(Data about app and page elements)
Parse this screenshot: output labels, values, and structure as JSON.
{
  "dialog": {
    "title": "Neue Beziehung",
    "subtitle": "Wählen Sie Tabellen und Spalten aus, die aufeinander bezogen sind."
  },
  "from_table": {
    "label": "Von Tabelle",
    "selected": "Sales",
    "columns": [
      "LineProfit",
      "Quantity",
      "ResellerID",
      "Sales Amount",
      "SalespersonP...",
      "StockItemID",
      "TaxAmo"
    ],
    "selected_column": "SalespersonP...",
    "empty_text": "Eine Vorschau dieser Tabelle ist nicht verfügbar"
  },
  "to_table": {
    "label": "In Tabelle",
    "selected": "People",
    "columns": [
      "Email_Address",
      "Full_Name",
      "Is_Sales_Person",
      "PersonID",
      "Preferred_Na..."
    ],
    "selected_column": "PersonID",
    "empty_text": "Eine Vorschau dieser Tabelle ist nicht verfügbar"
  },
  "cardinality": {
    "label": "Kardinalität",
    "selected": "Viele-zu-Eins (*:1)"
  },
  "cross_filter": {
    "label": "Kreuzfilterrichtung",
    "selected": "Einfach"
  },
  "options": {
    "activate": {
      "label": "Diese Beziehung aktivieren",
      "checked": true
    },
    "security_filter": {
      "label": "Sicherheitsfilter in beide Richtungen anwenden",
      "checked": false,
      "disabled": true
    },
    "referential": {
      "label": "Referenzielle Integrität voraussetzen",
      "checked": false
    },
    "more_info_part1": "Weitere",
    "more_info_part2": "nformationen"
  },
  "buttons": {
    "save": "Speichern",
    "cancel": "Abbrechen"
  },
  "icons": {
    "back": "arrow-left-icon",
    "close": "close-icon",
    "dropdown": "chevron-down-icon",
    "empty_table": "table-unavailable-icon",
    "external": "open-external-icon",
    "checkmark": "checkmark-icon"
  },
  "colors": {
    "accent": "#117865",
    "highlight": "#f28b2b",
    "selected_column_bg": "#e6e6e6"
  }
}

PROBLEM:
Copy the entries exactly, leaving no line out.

ANSWER SPACE:
Parse this screenshot: output labels, values, and structure as JSON.
{
  "dialog": {
    "title": "Neue Beziehung",
    "subtitle": "Wählen Sie Tabellen und Spalten aus, die aufeinander bezogen sind."
  },
  "from_table": {
    "label": "Von Tabelle",
    "selected": "Sales",
    "columns": [
      "LineProfit",
      "Quantity",
      "ResellerID",
      "Sales Amount",
      "SalespersonP...",
      "StockItemID",
      "TaxAmo"
    ],
    "selected_column": "SalespersonP...",
    "empty_text": "Eine Vorschau dieser Tabelle ist nicht verfügbar"
  },
  "to_table": {
    "label": "In Tabelle",
    "selected": "People",
    "columns": [
      "Email_Address",
      "Full_Name",
      "Is_Sales_Person",
      "PersonID",
      "Preferred_Na..."
    ],
    "selected_column": "PersonID",
    "empty_text": "Eine Vorschau dieser Tabelle ist nicht verfügbar"
  },
  "cardinality": {
    "label": "Kardinalität",
    "selected": "Viele-zu-Eins (*:1)"
  },
  "cross_filter": {
    "label": "Kreuzfilterrichtung",
    "selected": "Einfach"
  },
  "options": {
    "activate": {
      "label": "Diese Beziehung aktivieren",
      "checked": true
    },
    "security_filter": {
      "label": "Sicherheitsfilter in beide Richtungen anwenden",
      "checked": false,
      "disabled": true
    },
    "referential": {
      "label": "Referenzielle Integrität voraussetzen",
      "checked": false
    },
    "more_info_part1": "Weitere",
    "more_info_part2": "nformationen"
  },
  "buttons": {
    "save": "Speichern",
    "cancel": "Abbrechen"
  },
  "icons": {
    "back": "arrow-left-icon",
    "close": "close-icon",
    "dropdown": "chevron-down-icon",
    "empty_table": "table-unavailable-icon",
    "external": "open-external-icon",
    "checkmark": "checkmark-icon"
  },
  "colors": {
    "accent": "#117865",
    "highlight": "#f28b2b",
    "selected_column_bg": "#e6e6e6"
  }
}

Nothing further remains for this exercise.